(Records contained in a dataset)
......
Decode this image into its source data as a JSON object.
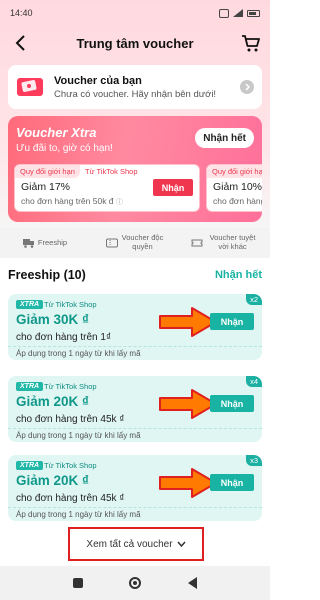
{
  "status_bar": {
    "time": "14:40"
  },
  "header": {
    "title": "Trung tâm voucher"
  },
  "my_voucher": {
    "title": "Voucher của bạn",
    "subtitle": "Chưa có voucher. Hãy nhận bên dưới!"
  },
  "xtra": {
    "title": "Voucher Xtra",
    "subtitle": "Ưu đãi to, giờ có hạn!",
    "claim_all": "Nhận hết",
    "cards": [
      {
        "tag": "Quy đổi giới hạn",
        "shop": "Từ TikTok Shop",
        "amount": "Giảm 17%",
        "condition": "cho đơn hàng trên 50k đ",
        "button": "Nhận"
      },
      {
        "tag": "Quy đổi giới hạn",
        "amount": "Giảm 10%",
        "condition": "cho đơn hàng"
      }
    ]
  },
  "categories": [
    {
      "label": "Freeship",
      "icon": "truck-icon"
    },
    {
      "label": "Voucher độc quyền",
      "icon": "voucher-icon"
    },
    {
      "label": "Voucher tuyệt vời khác",
      "icon": "ticket-icon"
    }
  ],
  "freeship": {
    "title": "Freeship (10)",
    "claim_all": "Nhận hết",
    "vouchers": [
      {
        "badge": "XTRA",
        "shop": "Từ TikTok Shop",
        "amount": "Giảm 30K ₫",
        "condition": "cho đơn hàng trên 1₫",
        "footer": "Áp dụng trong 1 ngày từ khi lấy mã",
        "button": "Nhận",
        "multiplier": "x2"
      },
      {
        "badge": "XTRA",
        "shop": "Từ TikTok Shop",
        "amount": "Giảm 20K ₫",
        "condition": "cho đơn hàng trên 45k ₫",
        "footer": "Áp dụng trong 1 ngày từ khi lấy mã",
        "button": "Nhận",
        "multiplier": "x4"
      },
      {
        "badge": "XTRA",
        "shop": "Từ TikTok Shop",
        "amount": "Giảm 20K ₫",
        "condition": "cho đơn hàng trên 45k ₫",
        "footer": "Áp dụng trong 1 ngày từ khi lấy mã",
        "button": "Nhận",
        "multiplier": "x3"
      }
    ],
    "see_all": "Xem tất cả voucher"
  },
  "colors": {
    "accent_pink": "#f0364f",
    "accent_teal": "#19b3a3",
    "annotation_arrow": "#ff6a00",
    "annotation_box": "#e02020"
  }
}
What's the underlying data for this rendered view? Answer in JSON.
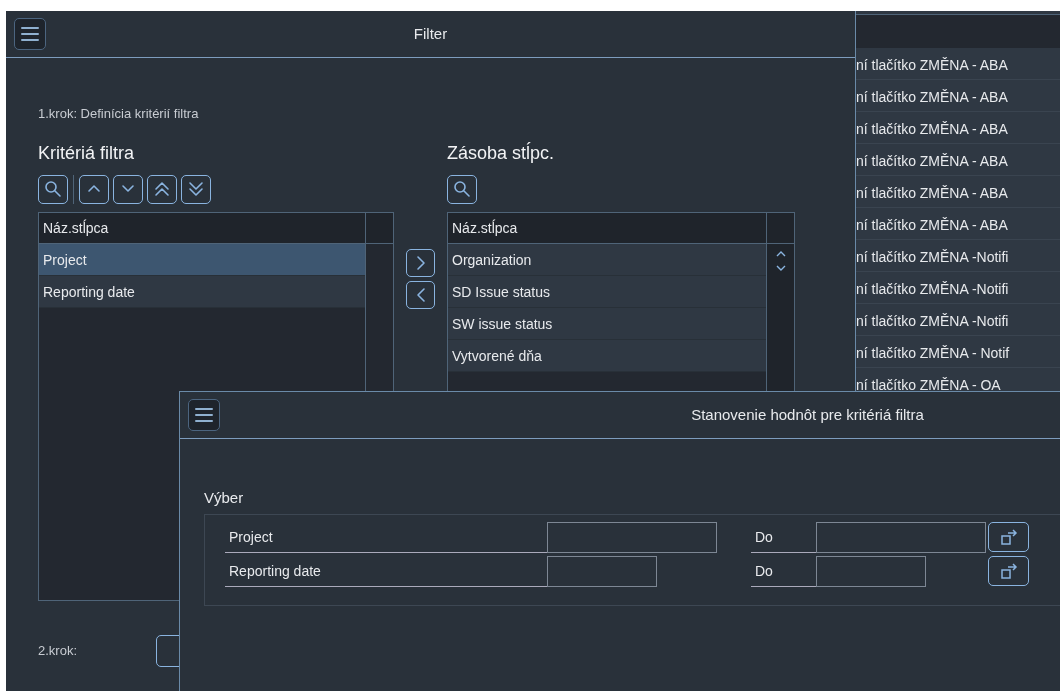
{
  "filter_window": {
    "title": "Filter",
    "step1_label": "1.krok: Definícia kritérií filtra",
    "criteria": {
      "heading": "Kritériá filtra",
      "toolbar": [
        {
          "kind": "search"
        },
        {
          "kind": "up"
        },
        {
          "kind": "down"
        },
        {
          "kind": "top"
        },
        {
          "kind": "bottom"
        }
      ],
      "column": "Náz.stĺpca",
      "rows": [
        {
          "label": "Project",
          "selected": true
        },
        {
          "label": "Reporting date",
          "selected": false
        }
      ]
    },
    "move_buttons": [
      {
        "kind": "right"
      },
      {
        "kind": "left"
      }
    ],
    "column_pool": {
      "heading": "Zásoba stĺpc.",
      "toolbar": [
        {
          "kind": "search"
        }
      ],
      "column": "Náz.stĺpca",
      "rows": [
        {
          "label": "Organization",
          "selected": false
        },
        {
          "label": "SD Issue status",
          "selected": false
        },
        {
          "label": "SW issue status",
          "selected": false
        },
        {
          "label": "Vytvorené dňa",
          "selected": false
        }
      ]
    },
    "step2_label": "2.krok:"
  },
  "background_table": {
    "rows": [
      "ní tlačítko ZMĚNA - ABA",
      "ní tlačítko ZMĚNA - ABA",
      "ní tlačítko ZMĚNA - ABA",
      "ní tlačítko ZMĚNA - ABA",
      "ní tlačítko ZMĚNA - ABA",
      "ní tlačítko ZMĚNA - ABA",
      "ní tlačítko ZMĚNA -Notifi",
      "ní tlačítko ZMĚNA -Notifi",
      "ní tlačítko ZMĚNA -Notifi",
      "ní tlačítko ZMĚNA - Notif",
      "ní tlačítko ZMĚNA - OA"
    ]
  },
  "values_dialog": {
    "title": "Stanovenie hodnôt pre kritériá filtra",
    "group_title": "Výber",
    "rows": [
      {
        "label": "Project",
        "kind": "text",
        "to_label": "Do"
      },
      {
        "label": "Reporting date",
        "kind": "date",
        "to_label": "Do"
      }
    ]
  }
}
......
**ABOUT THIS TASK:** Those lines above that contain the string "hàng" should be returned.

**PROBLEM SOLUTION:**
        "condition": "cho đơn hàng trên 50k đ",
        "condition": "cho đơn hàng"
        "condition": "cho đơn hàng trên 1₫",
        "condition": "cho đơn hàng trên 45k ₫",
        "condition": "cho đơn hàng trên 45k ₫",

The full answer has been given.